This is where Gropius had the Bauhaus Building constructed in the mid-1920s, alongside semi-detached residential buildings known as the Masters' Houses. These buildings are interlocking cubic structures; their rooms have been furnished with furniture by Marcel Breuer. Some of the first people to move in included Oskar Schlemmer, Wassily Kandinsky and Paul Klee and their families. There is also a building by Mies van der Rohe in Dessau: the Kiosk, which was demolished at one point but has now been reconstructed.
A feat of engineering: the Göltzsch Viaduct
This feat of bridge engineering is the largest brick-built bridge in the world and has spanned a deep valley near Reichenbach im Vogtland, Saxony, since 1851. At the time of construction, the 78-metre high Göltzsch Viaduct was also the tallest railway bridge in the world.

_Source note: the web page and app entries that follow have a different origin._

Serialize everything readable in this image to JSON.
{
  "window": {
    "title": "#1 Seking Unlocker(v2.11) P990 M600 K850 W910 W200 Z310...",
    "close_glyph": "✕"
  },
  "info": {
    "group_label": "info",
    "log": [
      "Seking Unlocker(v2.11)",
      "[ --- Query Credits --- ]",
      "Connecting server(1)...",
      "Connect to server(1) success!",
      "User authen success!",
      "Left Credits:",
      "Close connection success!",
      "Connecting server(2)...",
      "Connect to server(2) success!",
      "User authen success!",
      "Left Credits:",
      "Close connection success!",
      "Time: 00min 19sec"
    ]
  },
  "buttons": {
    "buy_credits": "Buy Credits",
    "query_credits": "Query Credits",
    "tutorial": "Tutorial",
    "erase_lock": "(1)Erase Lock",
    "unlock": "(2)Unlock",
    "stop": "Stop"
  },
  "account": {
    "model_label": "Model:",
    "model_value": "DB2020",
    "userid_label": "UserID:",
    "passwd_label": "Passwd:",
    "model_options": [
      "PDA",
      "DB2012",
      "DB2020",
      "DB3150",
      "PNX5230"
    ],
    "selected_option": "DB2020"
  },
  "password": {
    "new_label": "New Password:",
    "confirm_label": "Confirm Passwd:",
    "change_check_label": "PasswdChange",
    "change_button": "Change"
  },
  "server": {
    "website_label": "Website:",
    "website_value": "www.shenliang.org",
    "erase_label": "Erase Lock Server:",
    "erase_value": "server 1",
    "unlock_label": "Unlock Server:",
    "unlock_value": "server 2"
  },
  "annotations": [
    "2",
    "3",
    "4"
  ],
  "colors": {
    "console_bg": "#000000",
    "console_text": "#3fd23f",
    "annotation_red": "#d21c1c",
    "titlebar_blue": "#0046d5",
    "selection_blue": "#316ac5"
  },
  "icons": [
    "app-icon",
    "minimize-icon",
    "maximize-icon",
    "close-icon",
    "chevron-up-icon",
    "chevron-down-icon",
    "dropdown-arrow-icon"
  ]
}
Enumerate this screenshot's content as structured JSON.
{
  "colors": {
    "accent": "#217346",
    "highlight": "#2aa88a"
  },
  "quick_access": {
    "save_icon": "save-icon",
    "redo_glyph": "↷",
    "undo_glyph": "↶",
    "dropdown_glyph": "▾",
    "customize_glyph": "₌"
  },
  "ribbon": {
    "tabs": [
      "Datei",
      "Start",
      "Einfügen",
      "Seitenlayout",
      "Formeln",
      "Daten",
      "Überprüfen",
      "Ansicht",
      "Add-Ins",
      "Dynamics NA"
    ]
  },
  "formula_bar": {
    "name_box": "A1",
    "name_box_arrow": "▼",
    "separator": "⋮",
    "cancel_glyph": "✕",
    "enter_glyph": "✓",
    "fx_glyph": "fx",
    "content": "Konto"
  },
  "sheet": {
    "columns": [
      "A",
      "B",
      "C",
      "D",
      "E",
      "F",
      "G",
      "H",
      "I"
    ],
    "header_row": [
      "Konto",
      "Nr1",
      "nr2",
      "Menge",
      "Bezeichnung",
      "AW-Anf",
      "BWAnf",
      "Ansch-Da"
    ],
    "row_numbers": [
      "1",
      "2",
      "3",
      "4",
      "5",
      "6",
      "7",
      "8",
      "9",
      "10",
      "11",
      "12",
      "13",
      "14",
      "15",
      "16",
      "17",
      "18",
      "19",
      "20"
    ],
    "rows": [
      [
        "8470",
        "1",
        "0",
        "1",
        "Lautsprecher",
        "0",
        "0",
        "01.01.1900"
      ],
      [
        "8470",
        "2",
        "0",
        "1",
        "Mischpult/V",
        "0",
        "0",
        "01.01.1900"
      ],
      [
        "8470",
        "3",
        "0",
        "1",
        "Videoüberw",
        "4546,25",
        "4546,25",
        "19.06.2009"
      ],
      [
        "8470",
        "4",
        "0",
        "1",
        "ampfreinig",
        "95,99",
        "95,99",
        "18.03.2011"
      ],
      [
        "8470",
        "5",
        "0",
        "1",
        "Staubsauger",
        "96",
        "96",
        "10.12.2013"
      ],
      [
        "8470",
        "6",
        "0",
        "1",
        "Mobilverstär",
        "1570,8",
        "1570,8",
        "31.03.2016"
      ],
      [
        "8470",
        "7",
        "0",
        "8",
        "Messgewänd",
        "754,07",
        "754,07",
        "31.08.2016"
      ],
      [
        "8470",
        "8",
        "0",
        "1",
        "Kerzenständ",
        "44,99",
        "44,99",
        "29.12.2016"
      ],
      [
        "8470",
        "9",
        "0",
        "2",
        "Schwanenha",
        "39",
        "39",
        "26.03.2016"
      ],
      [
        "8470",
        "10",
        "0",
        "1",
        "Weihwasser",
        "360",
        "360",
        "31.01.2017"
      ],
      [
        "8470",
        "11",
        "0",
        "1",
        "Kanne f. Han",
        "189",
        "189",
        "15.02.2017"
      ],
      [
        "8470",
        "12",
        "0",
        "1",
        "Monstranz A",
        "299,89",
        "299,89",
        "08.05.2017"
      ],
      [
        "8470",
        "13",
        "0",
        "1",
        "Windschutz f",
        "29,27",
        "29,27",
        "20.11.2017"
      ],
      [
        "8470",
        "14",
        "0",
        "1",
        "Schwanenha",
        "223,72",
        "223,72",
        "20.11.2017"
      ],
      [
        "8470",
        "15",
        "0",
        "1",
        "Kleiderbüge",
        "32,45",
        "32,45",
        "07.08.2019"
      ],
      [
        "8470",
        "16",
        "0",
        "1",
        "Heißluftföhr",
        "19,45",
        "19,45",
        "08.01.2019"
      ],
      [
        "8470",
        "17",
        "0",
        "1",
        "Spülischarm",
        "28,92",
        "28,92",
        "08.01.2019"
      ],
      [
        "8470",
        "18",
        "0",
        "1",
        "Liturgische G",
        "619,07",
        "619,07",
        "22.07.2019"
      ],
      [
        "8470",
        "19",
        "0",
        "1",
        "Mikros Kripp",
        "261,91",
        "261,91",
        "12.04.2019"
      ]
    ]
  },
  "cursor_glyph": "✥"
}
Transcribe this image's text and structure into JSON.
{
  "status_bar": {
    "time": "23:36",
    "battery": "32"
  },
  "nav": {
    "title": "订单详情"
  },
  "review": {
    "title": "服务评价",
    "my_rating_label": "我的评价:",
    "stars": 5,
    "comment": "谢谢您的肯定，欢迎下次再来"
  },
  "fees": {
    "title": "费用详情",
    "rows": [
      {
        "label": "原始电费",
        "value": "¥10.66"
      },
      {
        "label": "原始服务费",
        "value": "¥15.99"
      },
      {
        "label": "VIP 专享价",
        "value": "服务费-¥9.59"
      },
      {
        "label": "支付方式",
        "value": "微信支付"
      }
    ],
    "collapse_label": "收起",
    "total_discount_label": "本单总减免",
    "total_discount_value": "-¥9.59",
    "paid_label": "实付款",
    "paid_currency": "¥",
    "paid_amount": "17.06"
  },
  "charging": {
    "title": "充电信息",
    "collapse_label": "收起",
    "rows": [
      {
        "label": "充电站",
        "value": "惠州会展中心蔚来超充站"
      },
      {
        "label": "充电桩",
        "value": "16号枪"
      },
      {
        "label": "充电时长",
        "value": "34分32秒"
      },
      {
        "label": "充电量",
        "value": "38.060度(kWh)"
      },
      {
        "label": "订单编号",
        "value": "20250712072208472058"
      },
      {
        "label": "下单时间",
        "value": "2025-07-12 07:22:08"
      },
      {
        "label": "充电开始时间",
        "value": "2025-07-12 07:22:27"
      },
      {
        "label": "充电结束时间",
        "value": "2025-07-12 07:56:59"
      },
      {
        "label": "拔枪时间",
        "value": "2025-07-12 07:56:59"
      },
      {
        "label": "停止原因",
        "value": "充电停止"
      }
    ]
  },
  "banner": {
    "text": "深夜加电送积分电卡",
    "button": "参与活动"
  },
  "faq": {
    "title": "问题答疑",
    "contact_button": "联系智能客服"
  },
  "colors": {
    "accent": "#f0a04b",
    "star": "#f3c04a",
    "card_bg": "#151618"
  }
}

It was designed by German engineer Johann Andreas Schubert. Many hiking paths will take walkers along this construction with its umpteen arches. In the neighbouring town of Mylau, a tethered balloon soars 150 metres in the air for sensational views of the bridge. Perfect for big events.
Icons of modern residential architecture
There's no better place to experience what it must have felt like to live in the avantgarde houses of the 1930s than the Schminke House in Löbau in Upper Lusatia in the eastern tip of the country. The organic building, which was designed by Hans Scharoun for a couple who owned a pasta factory, is one of the most famous houses of the modern era. Nicknamed the Noodle Steamer, the masterpiece offers something that other architectural gems often don't: you and your family can check in and stay here during your trip to Germany.
Other major German cities alongside Berlin and Hamburg also have architectural treats on offer: Düsseldorf is the home of Frank O’Gehry's leaning and curving buildings; Munich has the Allianz Arena by Jacques Herzog and Pierre de Meuron with its brightly lit ETFE-foil air panels on the facade, while Frankfurt am Main boasts Europe's tallest skyscraper, the Commerzbank Tower conceived by Sir Norman Foster. Dresden attracts visitors with its treasure trove of Baroque buildings, including the Zwinger palatial complex, the Gewandhaus – once a cloth hall, now a hotel – and the reconstructed Church of Our Lady.
But watch out! Don't be confused by the name. In Germany alone, there are just under 200 churches dedicated to Mary, so they are also called the Church of Our Lady. Having said this, some of their architecture from the 20th century is interesting. The red sandstone Maria Königin in Saarbrücken, for example, was designed by architect Rudolf Schwarz, one of the most important church builders in West Germany after World War II.